Despite my frequent trips to the area, I hadn’t been to the market since maybe last summer, and didn’t quite remember what to expect. After a quick detour to Dusty Strings for Landon…

We were welcomed to the market by a table selling all sort of crystals and fossilized shells! This was such a delight. Though in what is a very New-Age-y part of Seattle, I wasn’t too surprised. Landon bought me a beautiful hunk of rich purple amethyst, which is supposed to be good for creativity.


After I pulled myself away from the tables of crystals, we meandered through the rest of the market. I was expecting more vegetables, actually, but it’s more of a craft fair than a farmer’s market (I think the correct term is flea market). We saw people selling clothes, lamps, shoes, artwork, tools, furniture, designed-to-order T-shirts, cookware, handmade mugs… The list was endless!

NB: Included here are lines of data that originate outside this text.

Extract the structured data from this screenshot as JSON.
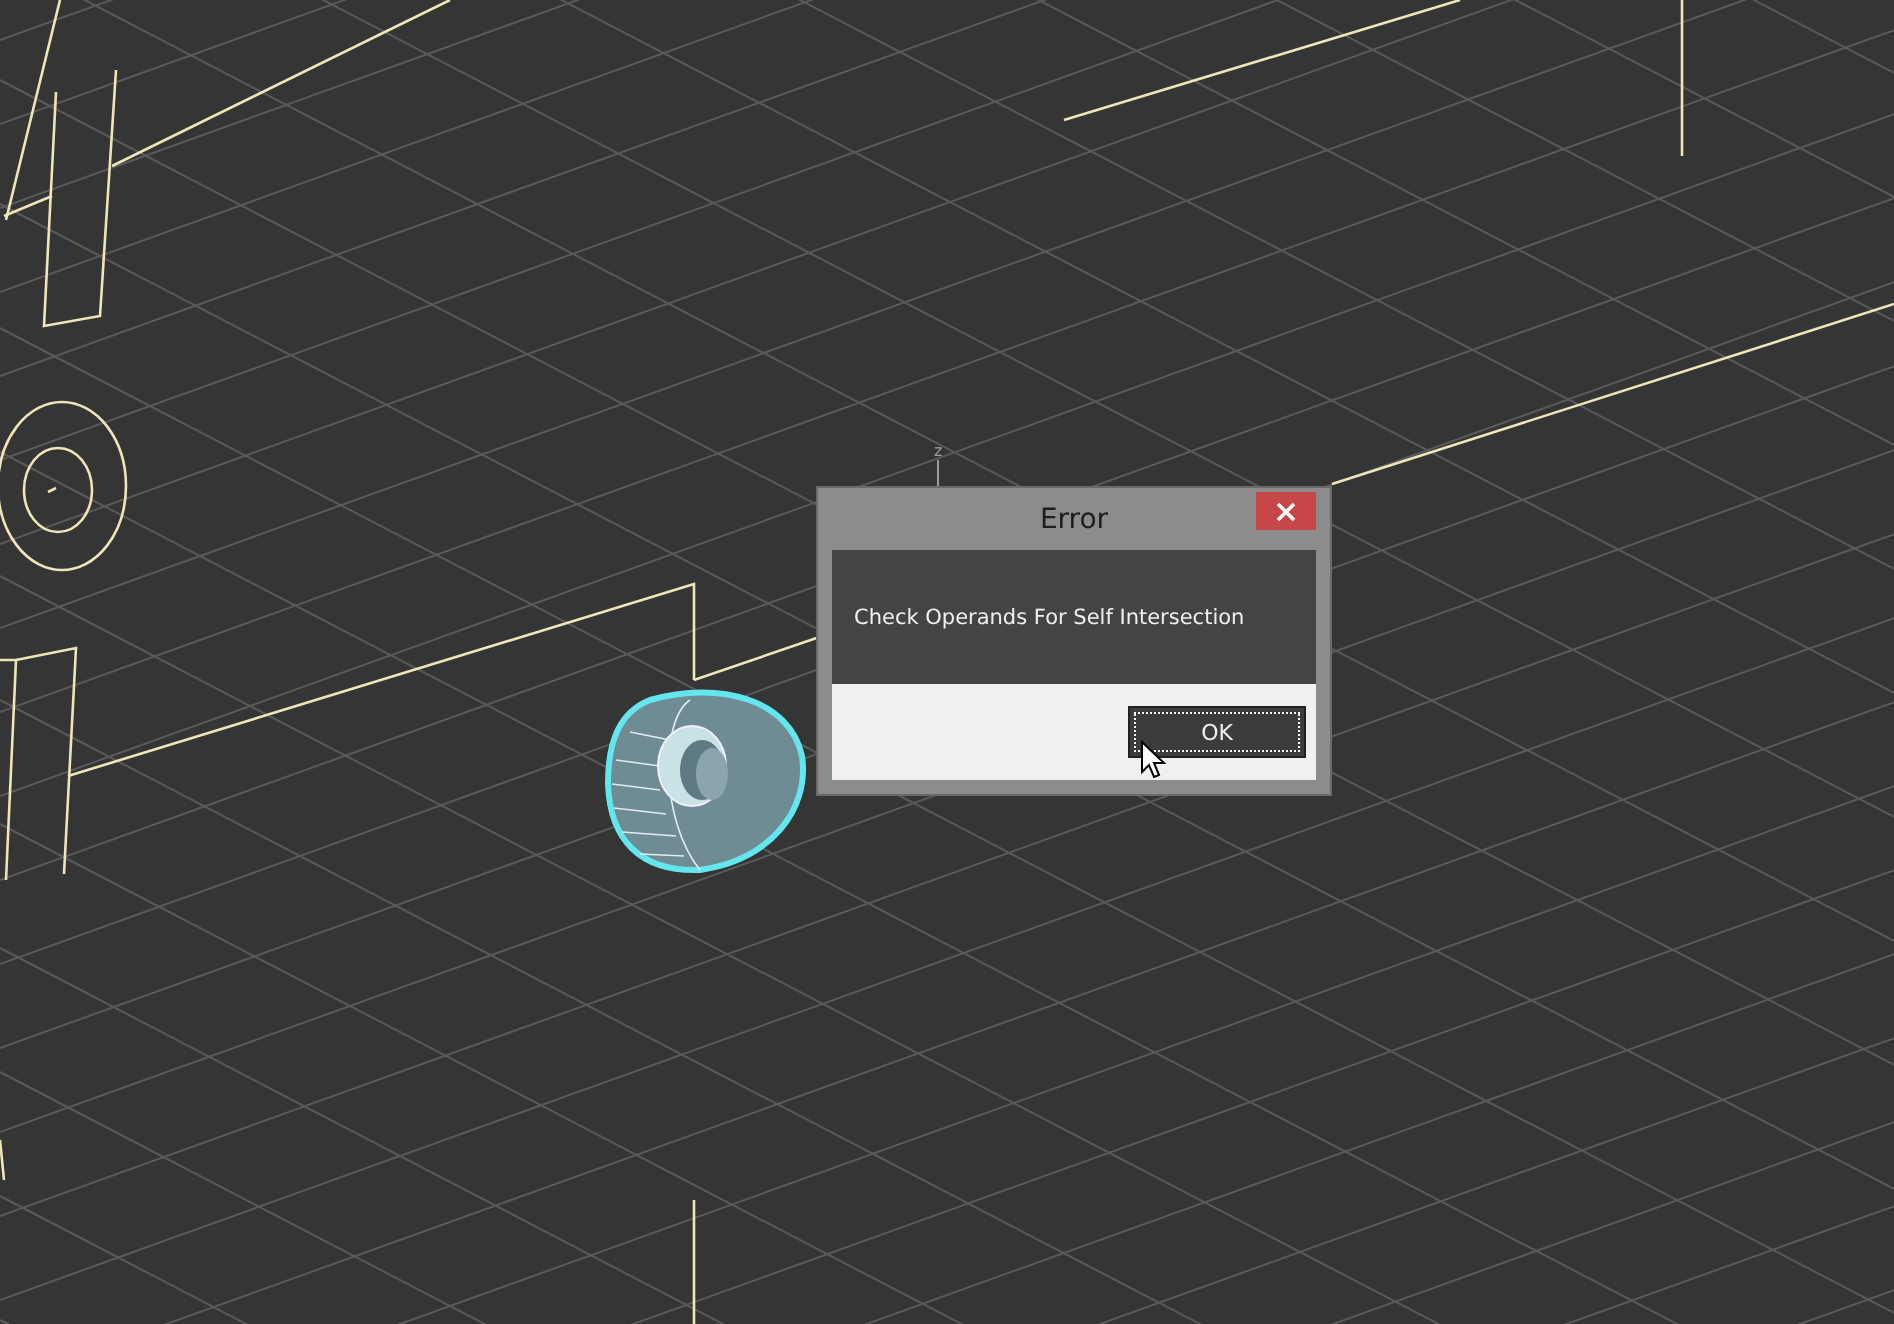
{
  "viewport": {
    "axis_label": "z"
  },
  "dialog": {
    "title": "Error",
    "message": "Check Operands For Self Intersection",
    "buttons": [
      {
        "label": "OK",
        "focused": true
      }
    ]
  }
}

There were also a ton of food vendors and food trucks, because of course. This is Seattle.

One woman was selling succulents, and although I see these every day at work I couldn’t help but be drawn to her unique potting methods. It looked as though she had basically gone to Goodwill and picked out every container she could find, then arranged beautiful collections of plants and stones inside! They were so creative, deliciously lovely in a quirky way.

She’d also planted a bunch of mini ones in wine corks, which I also thought was a fabulous idea

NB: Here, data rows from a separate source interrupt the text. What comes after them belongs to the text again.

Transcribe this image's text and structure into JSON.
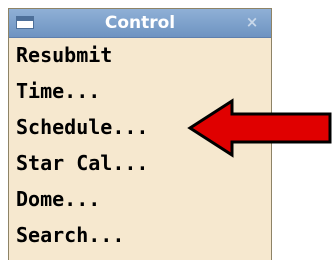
{
  "window": {
    "title": "Control",
    "menu_icon": "window-menu-icon",
    "close_icon": "close-icon",
    "close_glyph": "×"
  },
  "menu": {
    "items": [
      {
        "label": "Resubmit"
      },
      {
        "label": "Time..."
      },
      {
        "label": "Schedule..."
      },
      {
        "label": "Star Cal..."
      },
      {
        "label": "Dome..."
      },
      {
        "label": "Search..."
      }
    ]
  },
  "annotation": {
    "type": "arrow",
    "points_to": "Schedule...",
    "color": "#e00000",
    "outline": "#000000"
  }
}
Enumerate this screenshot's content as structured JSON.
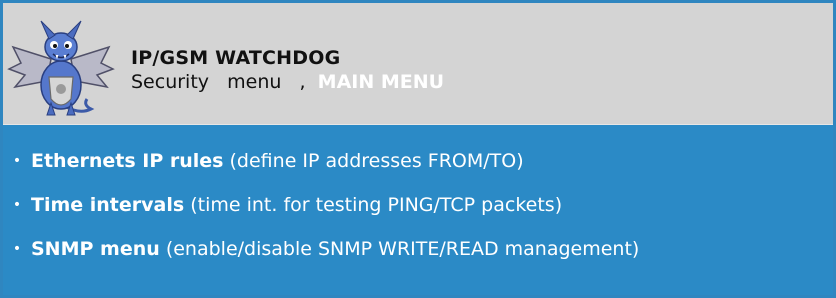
{
  "header": {
    "app_title": "IP/GSM WATCHDOG",
    "subtitle_prefix": "Security   menu   ,  ",
    "main_menu_link": "MAIN MENU"
  },
  "menu": {
    "bullet": "•",
    "items": [
      {
        "label": "Ethernets IP rules",
        "description": " (define IP addresses FROM/TO)"
      },
      {
        "label": "Time intervals",
        "description": " (time int. for testing PING/TCP packets)"
      },
      {
        "label": "SNMP menu",
        "description": " (enable/disable SNMP WRITE/READ management)"
      }
    ]
  },
  "colors": {
    "header_background": "#d4d4d4",
    "body_background": "#2b8ac6",
    "border": "#2f86c0",
    "link_text": "#ffffff"
  },
  "icons": {
    "logo": "dragon-mascot-icon"
  }
}
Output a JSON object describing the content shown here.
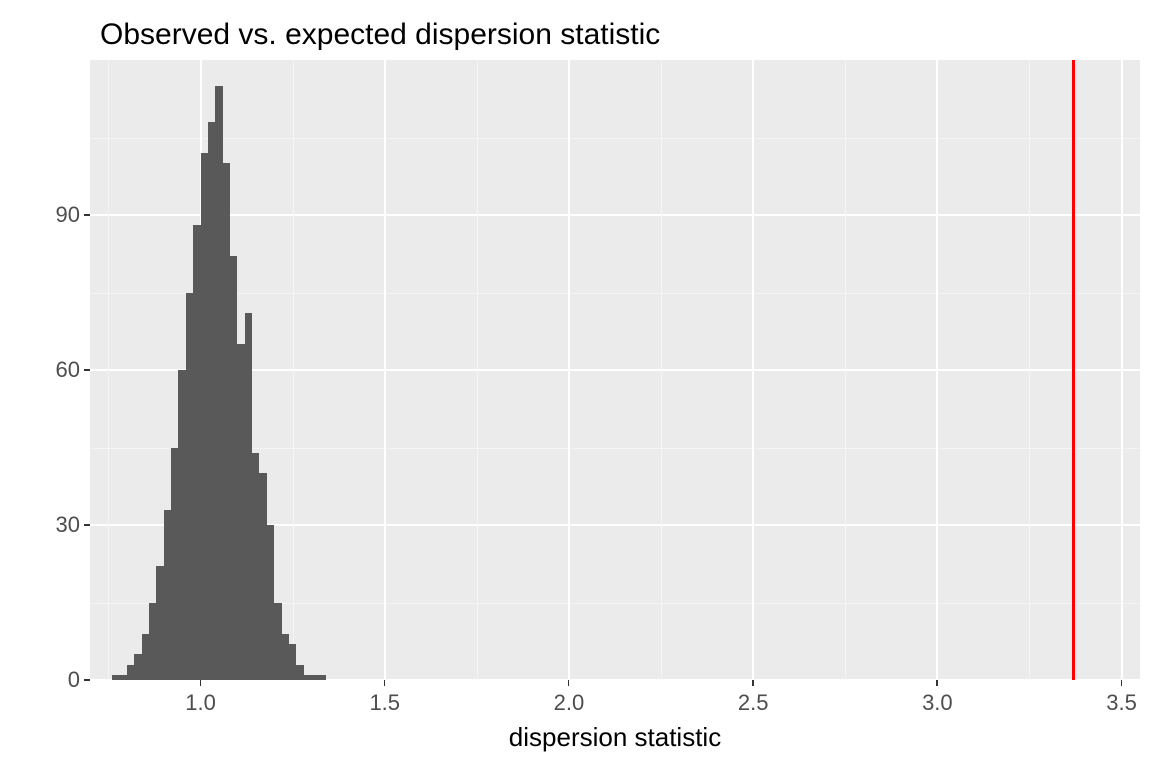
{
  "chart_data": {
    "type": "bar",
    "title": "Observed vs. expected dispersion statistic",
    "xlabel": "dispersion statistic",
    "ylabel": "",
    "xlim": [
      0.7,
      3.55
    ],
    "ylim": [
      0,
      120
    ],
    "x_ticks": [
      1.0,
      1.5,
      2.0,
      2.5,
      3.0,
      3.5
    ],
    "y_ticks": [
      0,
      30,
      60,
      90
    ],
    "bins": [
      {
        "x": 0.76,
        "count": 1
      },
      {
        "x": 0.78,
        "count": 1
      },
      {
        "x": 0.8,
        "count": 3
      },
      {
        "x": 0.82,
        "count": 5
      },
      {
        "x": 0.84,
        "count": 9
      },
      {
        "x": 0.86,
        "count": 15
      },
      {
        "x": 0.88,
        "count": 22
      },
      {
        "x": 0.9,
        "count": 33
      },
      {
        "x": 0.92,
        "count": 45
      },
      {
        "x": 0.94,
        "count": 60
      },
      {
        "x": 0.96,
        "count": 75
      },
      {
        "x": 0.98,
        "count": 88
      },
      {
        "x": 1.0,
        "count": 102
      },
      {
        "x": 1.02,
        "count": 108
      },
      {
        "x": 1.04,
        "count": 115
      },
      {
        "x": 1.06,
        "count": 100
      },
      {
        "x": 1.08,
        "count": 82
      },
      {
        "x": 1.1,
        "count": 65
      },
      {
        "x": 1.12,
        "count": 71
      },
      {
        "x": 1.14,
        "count": 44
      },
      {
        "x": 1.16,
        "count": 40
      },
      {
        "x": 1.18,
        "count": 30
      },
      {
        "x": 1.2,
        "count": 15
      },
      {
        "x": 1.22,
        "count": 9
      },
      {
        "x": 1.24,
        "count": 7
      },
      {
        "x": 1.26,
        "count": 3
      },
      {
        "x": 1.28,
        "count": 1
      },
      {
        "x": 1.3,
        "count": 1
      },
      {
        "x": 1.32,
        "count": 1
      }
    ],
    "bin_width": 0.02,
    "vline": 3.37,
    "vline_color": "#ff0000"
  }
}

My favorite was this little guy exploding out of what was once a milk steaming jug, which I ended up taking home and is now sitting on my desk in a sheaf of sunlight as I type.

Now that spring is finally here, there were a million flowers bursting out from under one tent- mostly tulips but some other varieties as well. Right next to them was this tiny table covered with candles. but not just any candles…

Inspired by Alice in Wonderland, these candles were made from hot wax poured into vintage tea cups!

It seems Fremont and I might share an affection for things placed in unusual containers.

In addition to the length of street we walked down, there’s a whole giant vintage/antique garage sale thing that happens in a parking garage off the side of the street. We only popped in for a second, but there was such an array of items! Ornate, gilded antique mirrors; records; your grandpa’s unfortunate mustard sweater in 20 different styles; great deals on Smartwool socks- unfortunately they’d already sold out of the small women’s running socks… There were paintings and light bulbs and wacky shoes, handbags and more crystals/fossilized things, jewelry and bizarre hats, old wardrobes and goodness-knows what else.

Overall, it was exactly as one would expect a market in Fremont to be. Wonderful, weird, artistic and tons of fun!